C. Relativistic Beaming and the Patchy Shell Model
The radiation from a relativistic source is beamed with a typical beaming angle 1 / . This implies that if the source that is expanding radially with an ultra-relativistic speed a given observer "sees" radiation only from a region that is within -1 from its line of sight to the source. If the radius of the emitting region is R the observer will see radiation from a region of size R / . Since is extremely large during the GRB we observe emission only from a small fraction of the emitting shell. It is possible, and even likely, that the conditions within the small region that we observe will be different from the average ones across the shell. This means that the conditions that we infer won't reflect the true average conditions within this particular GRB.
An interesting point related to the internal shocks (discussed later) model in this context is the following. According to the internal shocks model individual pulses are obtained by collisions between individual shells. Here the inhomogeneity of individual shells could be wiped out when the contributions of different hot spots from different shells is added. Alternatively the "inner engine" may produce a consistent angular pattern in which the hot spot is in the same position in all shells and in this case averaging won't lead to a cancellation of the patchy shell structure.
Within the internal-external model the GRB is produced by internal shocks in which only the relative motion within the flow is dissipated.

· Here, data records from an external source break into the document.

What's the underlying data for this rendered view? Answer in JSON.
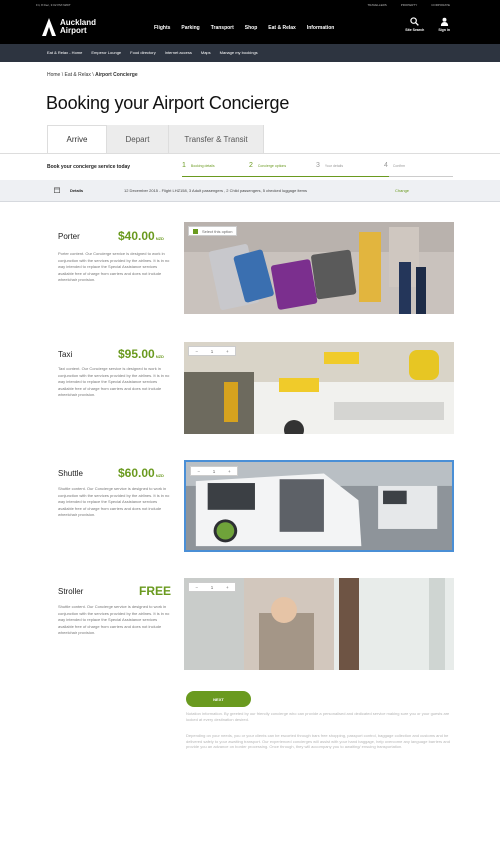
{
  "topbar": {
    "weather": "Fri, 8 Dec, 3:02 PM NZDT",
    "links": [
      "TRAVELLERS",
      "PROPERTY",
      "CORPORATE"
    ]
  },
  "logo": {
    "line1": "Auckland",
    "line2": "Airport"
  },
  "nav": [
    "Flights",
    "Parking",
    "Transport",
    "Shop",
    "Eat & Relax",
    "Information"
  ],
  "tools": {
    "search": "Site Search",
    "signin": "Sign in"
  },
  "subnav": [
    "Eat & Relax - Home",
    "Emperor Lounge",
    "Food directory",
    "Internet access",
    "Maps",
    "Manage my bookings"
  ],
  "breadcrumb": {
    "home": "Home",
    "sep": "\\",
    "section": "Eat & Relax",
    "current": "Airport Concierge"
  },
  "page_title": "Booking your Airport Concierge",
  "tabs": [
    "Arrive",
    "Depart",
    "Transfer & Transit"
  ],
  "steps": {
    "lead": "Book your concierge service today",
    "items": [
      {
        "n": "1",
        "label": "Booking details"
      },
      {
        "n": "2",
        "label": "Concierge options"
      },
      {
        "n": "3",
        "label": "Your details"
      },
      {
        "n": "4",
        "label": "Confirm"
      }
    ]
  },
  "details": {
    "label": "Details",
    "value": "12 December 2015 - Flight LHZ158, 3 Adult passengers , 2 Child passengers, 5 checked luggage items",
    "change": "Change"
  },
  "services": [
    {
      "name": "Porter",
      "price": "$40.00",
      "unit": "NZD",
      "desc": "Porter content. Our Concierge service is designed to work in conjunction with the services provided by the airlines. It is in no way intended to replace the Special Assistance services available free of charge from carriers and does not include wheelchair provision.",
      "control": "Select this option"
    },
    {
      "name": "Taxi",
      "price": "$95.00",
      "unit": "NZD",
      "desc": "Taxi content. Our Concierge service is designed to work in conjunction with the services provided by the airlines. It is in no way intended to replace the Special Assistance services available free of charge from carriers and does not include wheelchair provision.",
      "qty": "1"
    },
    {
      "name": "Shuttle",
      "price": "$60.00",
      "unit": "NZD",
      "desc": "Shuttle content. Our Concierge service is designed to work in conjunction with the services provided by the airlines. It is in no way intended to replace the Special Assistance services available free of charge from carriers and does not include wheelchair provision.",
      "qty": "1"
    },
    {
      "name": "Stroller",
      "price": "FREE",
      "unit": "",
      "desc": "Shuttle content. Our Concierge service is designed to work in conjunction with the services provided by the airlines. It is in no way intended to replace the Special Assistance services available free of charge from carriers and does not include wheelchair provision.",
      "qty": "1"
    }
  ],
  "next_button": "NEXT",
  "footnote1": "Notation information. By greeted by our friendly concierge who can provide a personalised and dedicated service making sure you or your guests are looked at every destination desired.",
  "footnote2": "Depending on your needs, you or your clients can be escorted through bars free shopping, passport control, baggage collection and customs and be delivered safely to your awaiting transport. Our experienced concierges will assist with your hand baggage, help overcome any language barriers and provide you an advance on border processing. Once through, they will accompany you to awaiting/ ensuing transportation."
}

The bulk Lorentz factor remains unchanged. During the afterglow the shell is slowed down by external shocks. As the Lorentz factor decreases with time (see Eq. 78) we observe a larger and larger fraction of the emitting region until -1, where is the angular size of the whole emitting region - the GRB jet, see Section VIIH. This has several inevitable implications. If the initial relativistic flow is inhomogenous on a small angular scale then different observers looking at the same GRB (from different viewing angles) will see different -rays light curves. A strong burst to one observer might look weak to another one if it is located at an angle larger than 1 / from the first. The two observers will see similar conditions later on, during the afterglow, as then they will observe the same angular regions. This has the following implications: (i) Given that the GRB population originate from some `typical' distribution we expect that fluctuation between different bursts at early time during the GRB will be larger than fluctuations observed at late times during the afterglow . A direct consequence of this behaviour is the appearance of a bias in the observations of GRBs. As we are more likely to detect stronger events we will tend to identify bursts in which a `hot spot` was pointing towards us during the GRB phase. If the original GRB shells are inhomogenous this would inevitably lead to a bias in the estimates of the GRB emission as compared to the kinetic energy during the afterglow. (ii) As the afterglow slows down we observe a larger and larger region. The angular structure would produces a variability in the light curve with a typical time scale of t, the observed time. These fluctuations will decay later as the Lorentz factor decreases and the observations are averaged over a larger viewing angle. Nakar et al.  have suggested that this is the source of the early fluctuations in the light curve of GRB 021004. Nakar and Oren  modelled this process with a numerical simulation. They find that the flucutation light curve of GRB 021004 can be nicely fitted by this model and that it also explains the correlated fluctuations in the polarization (see also ).